After being raised in national parks in the US, Crystal Brindle seemed destined to become a park ranger. Now working as a DOC ranger, she talks park life in the US versus NZ, and what it’s like to spend five months at a hut on the Dusky Track.
Why did you want to become a park ranger?
Both of my parents worked for the US National Park Service, so I grew up in the most beautiful places in the country. My dad worked as a law enforcement ranger and later became a park manager, and my mum was working in park education. I started life in Yosemite National Park, and we were there for six years. My parents got me out exploring before I could walk and I was hiking on my own by the time I was four.
We then moved to Texas and lived for eight years in a number of other parks, but my teenage years were spent living in a suburb. I really missed living in the outdoors, so I studied park management in Colorado and soon started working for the National Park Service.
You’re now living in NZ and working for DOC full time – how did that happen?
I came here on holiday with my parents in 2013 and it completely changed my life. When I got back to the US, I spent the whole summer trying to get a job with DOC and ended up doing three seasons working as a hut warden on the Abel Tasman Coast Track and the Heaphy Track. I’d work six months for DOC and then head back to the US to work for the Park Service.
How is being a park ranger in NZ different from the US?
One big difference is the lack of law enforcement in national parks here. In the US, they take on the role of the police in the parks. Another difference is interpretation. In the US you can spend your entire career working as an interpretation ranger, engaging with visitors to help them learn more about the wildlife and the park. That’s not so big in New Zealand – DOC doesn’t have as much of a public presence. I think that’s something that’s needed here, and it’s something DOC is working to change. I’m keen to work as an interpretation ranger in Fiordland in the future.
You spent five months at Lake Roe Hut on the Dusky Track studying rock wren. What was that experience like?
The location is incredible. The hut is just above the bushline, surrounded by beech trees and it’s a landscape of water. You look down onto Lake Laffy and Lake Bright and every small depression seems to hold water.

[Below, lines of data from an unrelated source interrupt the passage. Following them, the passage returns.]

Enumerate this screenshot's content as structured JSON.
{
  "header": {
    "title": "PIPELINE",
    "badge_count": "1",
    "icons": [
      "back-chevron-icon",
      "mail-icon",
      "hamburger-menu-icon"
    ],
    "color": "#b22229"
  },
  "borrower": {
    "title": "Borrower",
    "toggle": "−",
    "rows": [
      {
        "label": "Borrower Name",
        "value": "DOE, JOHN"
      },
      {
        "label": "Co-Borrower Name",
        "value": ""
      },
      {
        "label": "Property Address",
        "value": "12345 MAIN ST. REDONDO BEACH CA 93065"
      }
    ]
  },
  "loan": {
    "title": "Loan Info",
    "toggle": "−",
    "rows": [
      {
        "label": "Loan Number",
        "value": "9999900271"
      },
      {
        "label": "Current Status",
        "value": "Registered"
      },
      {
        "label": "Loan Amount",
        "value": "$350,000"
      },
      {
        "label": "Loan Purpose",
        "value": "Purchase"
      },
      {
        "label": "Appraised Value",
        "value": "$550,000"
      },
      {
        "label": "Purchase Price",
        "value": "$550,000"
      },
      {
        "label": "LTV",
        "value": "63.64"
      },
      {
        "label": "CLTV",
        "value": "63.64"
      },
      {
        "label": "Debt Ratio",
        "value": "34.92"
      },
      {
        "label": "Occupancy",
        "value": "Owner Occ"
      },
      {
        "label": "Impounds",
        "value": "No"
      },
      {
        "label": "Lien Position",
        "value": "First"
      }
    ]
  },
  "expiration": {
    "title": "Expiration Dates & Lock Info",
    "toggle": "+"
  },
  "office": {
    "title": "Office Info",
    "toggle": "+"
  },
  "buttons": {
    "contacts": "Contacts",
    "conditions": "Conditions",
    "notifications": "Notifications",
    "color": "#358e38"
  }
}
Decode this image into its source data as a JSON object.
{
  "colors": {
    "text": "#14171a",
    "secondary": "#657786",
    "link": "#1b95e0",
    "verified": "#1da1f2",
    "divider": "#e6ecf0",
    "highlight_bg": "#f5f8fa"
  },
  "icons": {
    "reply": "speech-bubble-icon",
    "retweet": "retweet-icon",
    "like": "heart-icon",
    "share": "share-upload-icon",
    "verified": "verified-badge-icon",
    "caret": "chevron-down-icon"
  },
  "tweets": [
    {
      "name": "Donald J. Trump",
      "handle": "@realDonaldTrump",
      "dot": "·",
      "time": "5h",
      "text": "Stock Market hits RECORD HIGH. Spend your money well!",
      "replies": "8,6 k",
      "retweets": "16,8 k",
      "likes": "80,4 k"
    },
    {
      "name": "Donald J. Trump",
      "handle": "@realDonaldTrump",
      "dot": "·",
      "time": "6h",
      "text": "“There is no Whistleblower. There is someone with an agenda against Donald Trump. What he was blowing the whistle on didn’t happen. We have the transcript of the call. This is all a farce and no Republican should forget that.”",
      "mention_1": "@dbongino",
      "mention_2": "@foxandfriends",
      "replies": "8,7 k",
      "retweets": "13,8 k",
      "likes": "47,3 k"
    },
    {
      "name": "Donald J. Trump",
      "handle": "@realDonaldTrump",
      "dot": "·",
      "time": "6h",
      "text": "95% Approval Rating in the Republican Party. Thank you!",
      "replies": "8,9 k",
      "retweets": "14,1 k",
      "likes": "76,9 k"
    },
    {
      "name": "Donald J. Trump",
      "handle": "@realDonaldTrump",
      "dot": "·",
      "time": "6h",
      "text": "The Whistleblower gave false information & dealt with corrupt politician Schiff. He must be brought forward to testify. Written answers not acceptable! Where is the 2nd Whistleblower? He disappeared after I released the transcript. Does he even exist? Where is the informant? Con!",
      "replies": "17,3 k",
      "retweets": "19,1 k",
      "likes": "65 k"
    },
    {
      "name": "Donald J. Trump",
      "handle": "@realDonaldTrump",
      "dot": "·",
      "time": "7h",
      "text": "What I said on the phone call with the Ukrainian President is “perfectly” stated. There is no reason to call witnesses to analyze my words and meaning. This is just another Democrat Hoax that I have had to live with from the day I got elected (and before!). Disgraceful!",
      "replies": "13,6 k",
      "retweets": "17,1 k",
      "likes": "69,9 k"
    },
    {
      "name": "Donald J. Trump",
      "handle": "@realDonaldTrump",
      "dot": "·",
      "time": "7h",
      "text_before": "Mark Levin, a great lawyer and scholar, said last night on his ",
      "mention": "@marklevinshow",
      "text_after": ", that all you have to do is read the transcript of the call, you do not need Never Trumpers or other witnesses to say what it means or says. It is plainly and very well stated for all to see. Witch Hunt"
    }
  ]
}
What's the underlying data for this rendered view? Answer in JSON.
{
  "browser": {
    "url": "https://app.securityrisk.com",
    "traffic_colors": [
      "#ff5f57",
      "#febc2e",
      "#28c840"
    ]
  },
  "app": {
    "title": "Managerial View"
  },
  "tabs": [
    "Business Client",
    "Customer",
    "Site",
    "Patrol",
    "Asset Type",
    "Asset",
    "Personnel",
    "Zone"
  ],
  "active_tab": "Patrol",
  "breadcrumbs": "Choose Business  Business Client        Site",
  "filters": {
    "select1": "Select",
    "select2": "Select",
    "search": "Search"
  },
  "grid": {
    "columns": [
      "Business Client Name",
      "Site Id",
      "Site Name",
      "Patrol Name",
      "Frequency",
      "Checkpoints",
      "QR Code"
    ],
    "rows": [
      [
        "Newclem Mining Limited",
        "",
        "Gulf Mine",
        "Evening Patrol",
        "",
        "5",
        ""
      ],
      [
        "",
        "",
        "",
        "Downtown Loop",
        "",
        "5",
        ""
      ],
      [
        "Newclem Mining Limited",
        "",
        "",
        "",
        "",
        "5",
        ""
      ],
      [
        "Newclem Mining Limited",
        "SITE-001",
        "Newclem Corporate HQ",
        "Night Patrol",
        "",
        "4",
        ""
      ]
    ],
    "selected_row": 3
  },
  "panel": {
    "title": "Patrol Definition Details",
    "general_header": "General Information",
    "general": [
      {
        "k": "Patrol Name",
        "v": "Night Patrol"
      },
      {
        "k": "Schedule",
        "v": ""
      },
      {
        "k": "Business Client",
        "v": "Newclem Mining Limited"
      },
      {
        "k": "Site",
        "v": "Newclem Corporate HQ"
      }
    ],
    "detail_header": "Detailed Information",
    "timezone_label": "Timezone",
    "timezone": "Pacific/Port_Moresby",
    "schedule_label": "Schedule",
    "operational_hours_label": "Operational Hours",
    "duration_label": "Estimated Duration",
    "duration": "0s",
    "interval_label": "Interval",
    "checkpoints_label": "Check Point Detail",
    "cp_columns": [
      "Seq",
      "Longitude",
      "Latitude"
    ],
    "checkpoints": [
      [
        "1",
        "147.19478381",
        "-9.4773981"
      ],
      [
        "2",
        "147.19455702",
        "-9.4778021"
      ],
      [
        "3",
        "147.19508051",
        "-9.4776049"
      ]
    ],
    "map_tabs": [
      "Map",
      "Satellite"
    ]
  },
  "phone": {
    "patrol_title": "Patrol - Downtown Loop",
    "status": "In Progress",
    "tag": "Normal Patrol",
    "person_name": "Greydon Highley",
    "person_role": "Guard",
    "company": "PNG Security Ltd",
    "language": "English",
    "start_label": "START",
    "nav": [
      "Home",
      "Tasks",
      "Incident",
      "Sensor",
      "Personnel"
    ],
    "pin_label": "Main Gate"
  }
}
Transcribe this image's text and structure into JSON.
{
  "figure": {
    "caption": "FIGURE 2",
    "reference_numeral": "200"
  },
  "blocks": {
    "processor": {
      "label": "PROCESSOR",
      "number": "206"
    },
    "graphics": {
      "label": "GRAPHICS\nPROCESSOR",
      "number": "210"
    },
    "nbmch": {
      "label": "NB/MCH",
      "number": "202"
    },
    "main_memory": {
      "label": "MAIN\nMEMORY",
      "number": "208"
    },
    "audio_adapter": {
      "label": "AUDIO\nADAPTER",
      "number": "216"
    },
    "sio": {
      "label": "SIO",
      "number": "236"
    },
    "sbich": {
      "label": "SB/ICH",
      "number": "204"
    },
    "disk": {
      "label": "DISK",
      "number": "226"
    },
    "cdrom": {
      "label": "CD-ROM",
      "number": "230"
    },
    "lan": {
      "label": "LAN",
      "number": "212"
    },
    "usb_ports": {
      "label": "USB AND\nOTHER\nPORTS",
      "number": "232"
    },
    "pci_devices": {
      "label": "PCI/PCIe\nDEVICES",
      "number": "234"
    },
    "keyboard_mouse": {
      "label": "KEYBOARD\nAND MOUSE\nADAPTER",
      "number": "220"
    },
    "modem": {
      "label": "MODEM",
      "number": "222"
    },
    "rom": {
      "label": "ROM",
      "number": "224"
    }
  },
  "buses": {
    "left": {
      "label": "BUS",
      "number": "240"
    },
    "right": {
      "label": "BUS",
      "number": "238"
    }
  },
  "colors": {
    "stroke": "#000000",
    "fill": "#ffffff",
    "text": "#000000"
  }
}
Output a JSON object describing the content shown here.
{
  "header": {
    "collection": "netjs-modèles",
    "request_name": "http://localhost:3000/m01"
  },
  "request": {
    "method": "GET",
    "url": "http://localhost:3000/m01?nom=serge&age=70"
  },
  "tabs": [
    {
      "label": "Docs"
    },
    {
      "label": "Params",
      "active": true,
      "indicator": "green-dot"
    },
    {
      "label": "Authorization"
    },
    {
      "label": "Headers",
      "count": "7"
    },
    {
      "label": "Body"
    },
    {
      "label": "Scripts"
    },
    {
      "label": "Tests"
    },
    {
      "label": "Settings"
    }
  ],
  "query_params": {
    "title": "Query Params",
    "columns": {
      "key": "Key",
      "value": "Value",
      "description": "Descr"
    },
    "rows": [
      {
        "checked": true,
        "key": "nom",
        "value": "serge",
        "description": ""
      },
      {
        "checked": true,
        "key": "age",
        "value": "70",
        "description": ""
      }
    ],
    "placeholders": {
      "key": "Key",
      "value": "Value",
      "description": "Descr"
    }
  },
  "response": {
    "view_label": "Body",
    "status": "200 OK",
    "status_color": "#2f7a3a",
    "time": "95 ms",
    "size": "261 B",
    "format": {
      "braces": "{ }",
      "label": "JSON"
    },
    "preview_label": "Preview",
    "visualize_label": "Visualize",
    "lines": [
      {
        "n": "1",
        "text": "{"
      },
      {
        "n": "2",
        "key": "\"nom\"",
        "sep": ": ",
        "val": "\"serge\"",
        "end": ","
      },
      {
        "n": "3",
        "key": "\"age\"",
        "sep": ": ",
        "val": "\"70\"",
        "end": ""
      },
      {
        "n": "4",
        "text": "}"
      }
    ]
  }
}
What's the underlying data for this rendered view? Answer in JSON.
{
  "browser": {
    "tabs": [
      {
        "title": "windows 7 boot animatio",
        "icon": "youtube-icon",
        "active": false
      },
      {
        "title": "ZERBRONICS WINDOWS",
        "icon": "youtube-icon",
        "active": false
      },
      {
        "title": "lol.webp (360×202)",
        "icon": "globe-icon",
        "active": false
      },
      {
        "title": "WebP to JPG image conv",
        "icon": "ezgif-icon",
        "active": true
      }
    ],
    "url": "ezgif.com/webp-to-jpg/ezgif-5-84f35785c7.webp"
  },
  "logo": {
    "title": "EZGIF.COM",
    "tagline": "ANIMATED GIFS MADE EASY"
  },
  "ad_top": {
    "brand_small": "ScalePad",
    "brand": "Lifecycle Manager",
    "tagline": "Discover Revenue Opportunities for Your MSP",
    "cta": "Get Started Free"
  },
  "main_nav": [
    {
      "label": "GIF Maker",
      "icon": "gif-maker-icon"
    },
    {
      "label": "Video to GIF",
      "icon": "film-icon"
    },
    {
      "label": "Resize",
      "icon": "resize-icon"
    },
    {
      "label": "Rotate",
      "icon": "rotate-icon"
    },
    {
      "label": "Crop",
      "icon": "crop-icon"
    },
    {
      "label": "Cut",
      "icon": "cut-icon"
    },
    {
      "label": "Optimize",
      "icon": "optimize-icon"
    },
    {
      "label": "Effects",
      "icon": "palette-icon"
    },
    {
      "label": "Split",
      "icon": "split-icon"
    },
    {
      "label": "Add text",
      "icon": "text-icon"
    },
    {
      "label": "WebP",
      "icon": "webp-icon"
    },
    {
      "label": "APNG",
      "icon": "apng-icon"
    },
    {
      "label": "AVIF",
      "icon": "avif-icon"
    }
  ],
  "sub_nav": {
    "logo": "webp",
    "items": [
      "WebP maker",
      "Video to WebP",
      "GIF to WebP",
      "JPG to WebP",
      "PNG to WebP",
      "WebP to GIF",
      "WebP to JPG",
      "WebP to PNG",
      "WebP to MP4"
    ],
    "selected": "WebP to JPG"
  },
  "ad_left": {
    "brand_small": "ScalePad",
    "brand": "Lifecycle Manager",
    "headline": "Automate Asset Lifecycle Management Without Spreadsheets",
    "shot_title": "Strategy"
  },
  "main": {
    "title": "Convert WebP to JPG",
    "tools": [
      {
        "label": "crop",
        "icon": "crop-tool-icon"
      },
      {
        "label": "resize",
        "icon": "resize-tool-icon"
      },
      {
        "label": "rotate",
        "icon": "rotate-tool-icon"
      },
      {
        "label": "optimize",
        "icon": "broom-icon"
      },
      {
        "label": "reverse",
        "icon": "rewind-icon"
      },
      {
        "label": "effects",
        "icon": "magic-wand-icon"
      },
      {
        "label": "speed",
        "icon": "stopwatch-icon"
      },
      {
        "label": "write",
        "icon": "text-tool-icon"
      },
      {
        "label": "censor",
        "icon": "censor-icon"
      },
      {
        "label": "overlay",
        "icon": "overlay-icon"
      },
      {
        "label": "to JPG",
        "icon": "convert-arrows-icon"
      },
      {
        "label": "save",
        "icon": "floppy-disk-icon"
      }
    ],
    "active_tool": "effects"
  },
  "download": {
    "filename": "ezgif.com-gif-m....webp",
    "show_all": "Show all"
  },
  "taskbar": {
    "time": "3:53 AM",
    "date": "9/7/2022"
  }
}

The hut doesn’t get many people through it, but over the holiday period it was sometimes over capacity, which can make it hard to get your work done – there was only one night I had to move bunks due to a snorer. I enjoyed the opportunity to talk with people about the work. It makes me value what I’m doing a lot more when I’m able to tell someone about it, and people would get really jazzed hearing about it.
What was a typical day like?
First, we had to find rock wren nests. The best way to find them is to offer a bird a feather. If the wren is nesting, it will grab it and take it right back to its nest. As long as you can track the bird, you’ll find the nest.
Once we found a nest, we would return each day to monitor it. Each morning it would take about an hour to reach the first nest, walking almost entirely off track, through tussock, scrub and boulders. We would stake out a nest for long enough to observe their nesting habits. Sometimes that would take 15 minutes or two-and-a-half hours. Then we would walk to the next nest.
You become very invested in the work. Once, after a weekend, we came back and found one nest was empty – it was likely predated. It was such a sad feeling, knowing how much effort the birds had put into building the nest, incubating the eggs, feeding the chicks. It was pretty emotional, but overall it’s the most enjoyable field position I’ve ever had.
Crystal Brindle is giving a talk about life as a DOC ranger and her experience monitoring rock wren at the NZ Mountain Film and Book Festival in Wanaka on Sunday July 1. Info: www.mountainfilm.nz